Binswanger wants desperately to be able to explain everything in terms of the physical. The desire is understandable. Human understanding of the physical is the field in which the most intellectual progress has been made. That is because the physical is the easiest to understand of all aspects of reality. Life, consciousness, and the human mind are much more difficult. The desire to be able to explain them all in the same terms the physical is explained is understandable, but a desire is not a good reason to do anything.
Life cannot be explained in purely physical terms. [See the chapter, "Life."]
"...When a man chooses to use that faculty [mind] to pursue conceptual understanding, the action is not causeless—his choice is the cause. The same applies when he lets himself drift passively or chooses actively to evade.

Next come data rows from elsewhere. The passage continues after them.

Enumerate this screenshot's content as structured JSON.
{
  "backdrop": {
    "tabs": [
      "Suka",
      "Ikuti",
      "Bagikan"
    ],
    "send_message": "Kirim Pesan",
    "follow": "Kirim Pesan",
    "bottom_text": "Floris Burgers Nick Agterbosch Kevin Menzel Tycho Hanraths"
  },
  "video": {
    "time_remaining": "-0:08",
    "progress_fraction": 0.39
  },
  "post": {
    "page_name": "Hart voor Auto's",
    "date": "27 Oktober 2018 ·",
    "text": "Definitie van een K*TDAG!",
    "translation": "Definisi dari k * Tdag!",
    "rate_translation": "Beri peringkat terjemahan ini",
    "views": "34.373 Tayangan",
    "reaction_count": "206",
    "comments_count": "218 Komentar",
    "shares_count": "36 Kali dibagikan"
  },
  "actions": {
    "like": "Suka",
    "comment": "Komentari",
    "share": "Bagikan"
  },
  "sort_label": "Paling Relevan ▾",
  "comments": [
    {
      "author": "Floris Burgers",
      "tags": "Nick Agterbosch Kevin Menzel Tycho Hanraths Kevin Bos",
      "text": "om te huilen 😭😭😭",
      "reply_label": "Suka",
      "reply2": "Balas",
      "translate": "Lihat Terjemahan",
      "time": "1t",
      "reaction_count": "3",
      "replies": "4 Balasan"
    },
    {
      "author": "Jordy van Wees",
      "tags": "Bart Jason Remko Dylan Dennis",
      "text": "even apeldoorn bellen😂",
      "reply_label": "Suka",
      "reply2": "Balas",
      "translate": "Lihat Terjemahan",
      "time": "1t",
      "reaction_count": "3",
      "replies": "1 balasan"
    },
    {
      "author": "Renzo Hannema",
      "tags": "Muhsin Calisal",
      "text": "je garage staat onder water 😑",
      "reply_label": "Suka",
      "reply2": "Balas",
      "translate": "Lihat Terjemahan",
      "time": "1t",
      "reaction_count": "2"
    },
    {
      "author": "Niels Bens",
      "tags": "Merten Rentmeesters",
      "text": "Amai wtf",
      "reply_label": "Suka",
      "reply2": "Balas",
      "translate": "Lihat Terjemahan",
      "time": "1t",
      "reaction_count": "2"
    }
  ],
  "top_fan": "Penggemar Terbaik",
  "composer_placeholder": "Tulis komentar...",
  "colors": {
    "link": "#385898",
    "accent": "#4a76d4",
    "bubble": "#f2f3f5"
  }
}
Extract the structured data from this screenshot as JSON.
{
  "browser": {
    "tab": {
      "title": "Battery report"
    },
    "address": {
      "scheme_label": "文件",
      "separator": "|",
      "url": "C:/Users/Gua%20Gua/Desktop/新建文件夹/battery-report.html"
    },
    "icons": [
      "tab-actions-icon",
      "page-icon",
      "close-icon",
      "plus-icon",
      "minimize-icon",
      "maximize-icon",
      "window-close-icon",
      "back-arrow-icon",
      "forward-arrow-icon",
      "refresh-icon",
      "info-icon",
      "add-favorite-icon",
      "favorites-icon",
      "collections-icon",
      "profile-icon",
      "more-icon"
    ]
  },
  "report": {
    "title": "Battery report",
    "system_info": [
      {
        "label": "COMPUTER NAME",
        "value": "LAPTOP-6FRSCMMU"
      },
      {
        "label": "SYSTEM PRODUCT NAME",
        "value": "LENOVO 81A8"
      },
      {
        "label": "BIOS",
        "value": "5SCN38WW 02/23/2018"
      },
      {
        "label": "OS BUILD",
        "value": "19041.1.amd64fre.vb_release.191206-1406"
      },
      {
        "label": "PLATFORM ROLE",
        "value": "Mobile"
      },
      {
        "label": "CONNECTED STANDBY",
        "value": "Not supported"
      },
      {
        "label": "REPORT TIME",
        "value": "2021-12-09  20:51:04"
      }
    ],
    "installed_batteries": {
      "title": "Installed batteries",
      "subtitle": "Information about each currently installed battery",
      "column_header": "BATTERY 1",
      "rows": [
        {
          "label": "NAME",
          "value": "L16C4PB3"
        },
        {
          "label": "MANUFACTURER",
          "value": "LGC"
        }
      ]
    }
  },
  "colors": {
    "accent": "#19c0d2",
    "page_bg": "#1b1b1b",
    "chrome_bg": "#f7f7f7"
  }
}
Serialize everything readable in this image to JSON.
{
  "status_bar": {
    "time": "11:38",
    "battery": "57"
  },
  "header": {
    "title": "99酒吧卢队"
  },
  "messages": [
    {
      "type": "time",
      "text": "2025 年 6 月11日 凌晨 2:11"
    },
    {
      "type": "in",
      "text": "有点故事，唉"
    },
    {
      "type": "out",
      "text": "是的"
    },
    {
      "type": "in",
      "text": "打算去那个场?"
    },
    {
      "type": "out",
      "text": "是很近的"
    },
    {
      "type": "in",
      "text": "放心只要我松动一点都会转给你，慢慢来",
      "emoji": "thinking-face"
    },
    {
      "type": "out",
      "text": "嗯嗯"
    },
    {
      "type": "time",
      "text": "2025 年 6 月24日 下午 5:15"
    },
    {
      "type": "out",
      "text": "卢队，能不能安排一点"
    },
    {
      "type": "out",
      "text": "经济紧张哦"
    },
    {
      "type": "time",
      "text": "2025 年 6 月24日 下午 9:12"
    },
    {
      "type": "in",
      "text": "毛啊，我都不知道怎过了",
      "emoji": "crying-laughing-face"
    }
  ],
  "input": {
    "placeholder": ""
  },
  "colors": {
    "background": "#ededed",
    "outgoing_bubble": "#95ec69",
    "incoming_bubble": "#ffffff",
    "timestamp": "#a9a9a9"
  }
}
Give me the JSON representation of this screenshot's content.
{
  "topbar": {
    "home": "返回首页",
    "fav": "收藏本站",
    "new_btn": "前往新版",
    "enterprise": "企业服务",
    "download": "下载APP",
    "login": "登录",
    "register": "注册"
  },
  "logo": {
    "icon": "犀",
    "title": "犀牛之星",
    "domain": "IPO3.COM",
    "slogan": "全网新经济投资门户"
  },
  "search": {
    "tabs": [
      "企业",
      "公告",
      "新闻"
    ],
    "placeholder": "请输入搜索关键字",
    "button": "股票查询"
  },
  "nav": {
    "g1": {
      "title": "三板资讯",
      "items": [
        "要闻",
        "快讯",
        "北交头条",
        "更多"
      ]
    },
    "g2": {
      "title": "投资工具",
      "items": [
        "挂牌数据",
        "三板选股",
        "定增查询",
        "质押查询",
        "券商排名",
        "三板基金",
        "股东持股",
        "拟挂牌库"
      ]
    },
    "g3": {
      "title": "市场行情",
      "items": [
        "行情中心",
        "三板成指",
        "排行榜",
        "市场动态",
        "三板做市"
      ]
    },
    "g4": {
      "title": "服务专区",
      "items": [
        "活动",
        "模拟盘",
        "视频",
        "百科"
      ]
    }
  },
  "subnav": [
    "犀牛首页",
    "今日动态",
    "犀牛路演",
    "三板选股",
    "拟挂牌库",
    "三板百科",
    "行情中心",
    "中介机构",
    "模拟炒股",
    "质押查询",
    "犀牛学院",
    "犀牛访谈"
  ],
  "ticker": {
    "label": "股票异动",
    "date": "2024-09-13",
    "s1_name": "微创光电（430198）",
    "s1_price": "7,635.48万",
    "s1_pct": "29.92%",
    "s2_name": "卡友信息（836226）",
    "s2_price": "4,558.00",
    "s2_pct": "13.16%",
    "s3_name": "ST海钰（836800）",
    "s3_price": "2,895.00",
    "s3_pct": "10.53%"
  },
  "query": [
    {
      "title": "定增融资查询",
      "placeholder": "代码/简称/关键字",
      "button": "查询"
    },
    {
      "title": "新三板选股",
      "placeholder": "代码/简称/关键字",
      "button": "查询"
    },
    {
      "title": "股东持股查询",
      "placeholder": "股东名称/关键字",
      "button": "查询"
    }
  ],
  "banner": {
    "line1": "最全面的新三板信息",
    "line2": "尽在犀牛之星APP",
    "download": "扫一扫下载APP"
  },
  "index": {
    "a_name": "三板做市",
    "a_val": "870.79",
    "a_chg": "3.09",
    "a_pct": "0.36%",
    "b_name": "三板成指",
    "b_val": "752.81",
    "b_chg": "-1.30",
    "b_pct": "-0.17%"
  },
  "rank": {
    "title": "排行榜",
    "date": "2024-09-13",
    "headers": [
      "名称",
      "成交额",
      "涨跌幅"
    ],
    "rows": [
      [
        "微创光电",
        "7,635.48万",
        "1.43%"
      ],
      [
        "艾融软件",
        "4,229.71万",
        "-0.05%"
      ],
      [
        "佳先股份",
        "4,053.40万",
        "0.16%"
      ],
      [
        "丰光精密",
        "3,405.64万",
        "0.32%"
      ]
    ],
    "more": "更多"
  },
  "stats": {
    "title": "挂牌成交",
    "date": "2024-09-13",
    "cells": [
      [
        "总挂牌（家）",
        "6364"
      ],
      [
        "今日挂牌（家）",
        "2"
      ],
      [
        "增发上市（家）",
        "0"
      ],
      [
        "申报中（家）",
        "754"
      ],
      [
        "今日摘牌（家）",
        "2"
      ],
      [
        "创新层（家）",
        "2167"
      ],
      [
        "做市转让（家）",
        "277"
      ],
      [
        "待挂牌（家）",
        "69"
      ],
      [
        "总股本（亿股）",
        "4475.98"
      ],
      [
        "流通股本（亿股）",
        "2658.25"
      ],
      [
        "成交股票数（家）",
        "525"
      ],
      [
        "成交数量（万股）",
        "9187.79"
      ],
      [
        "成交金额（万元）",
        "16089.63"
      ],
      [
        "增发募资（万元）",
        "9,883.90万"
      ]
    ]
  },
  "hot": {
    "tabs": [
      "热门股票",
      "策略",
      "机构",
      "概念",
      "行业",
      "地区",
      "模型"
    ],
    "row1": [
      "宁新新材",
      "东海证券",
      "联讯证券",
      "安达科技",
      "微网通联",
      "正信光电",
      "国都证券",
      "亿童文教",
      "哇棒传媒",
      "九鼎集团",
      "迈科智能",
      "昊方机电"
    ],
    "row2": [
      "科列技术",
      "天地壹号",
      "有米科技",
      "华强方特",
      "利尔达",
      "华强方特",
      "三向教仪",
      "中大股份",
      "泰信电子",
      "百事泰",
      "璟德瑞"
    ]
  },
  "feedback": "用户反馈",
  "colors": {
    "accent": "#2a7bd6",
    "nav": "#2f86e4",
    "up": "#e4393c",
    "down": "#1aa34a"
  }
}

...the specific outcome of the choice—the fact that a given man chooses to focus rather than not—can be explained only in the sense that one focuses for a reason: in order to be fully aware. But this reason is not a necessitating factor. It is only a potential reason; the actualization of that potential takes an act of will. At root, the actualization of that potential—i.e., setting the goal of full awareness—is what the exercise of free will consists of." [Page 349]
Everything an individual does he consciously chooses to do. The fact that human beings must consciously choose everything they think or do is one of the things they have no choice about. This is why the expression, "free will," a term originating in religion, is not a good word in philosophy. It is not "free will" a human being exercises, it is volition, the ability and necessity to choose which does not mean free to choose anything. A human being cannot choose to defy the nature of reality and get away with it; a human being cannot choose to defy the requirements of one's own nature, physically, biologically, or psychologically, and get away with it; a human being cannot choose to not be conscious; a human being cannot choose to not have the emotional reactions he does to the content of his consciousness; a human being cannot choose to be more than he has achieved or developed by his own effort; a human being cannot make choices that require knowledge he has not acquired or thinking ability he has not developed; a human being cannot choose not to choose everything he thinks and does. Beyond that, a human being can (and must) choose to think whatever he thinks and do whatever he does that he is capable of thinking and doing; but no more. That is hardly, "free will."
Unfortunately, Binswanger's explanation of volition, which he unfortunately calls "free will" is all over the map and not very helpful at all. I'm delighted he recognizes the fact of volition, and that he at least attempts to defend it, but sorry he apparently does not have a clear understanding of its nature.
"Volition as Axiomatic" [Page 355]
This, at least, is not a bad premise. Volition is axiomatic if by axiomatic is meant one must assume human beings are volitional to say anything about knowledge or ethics.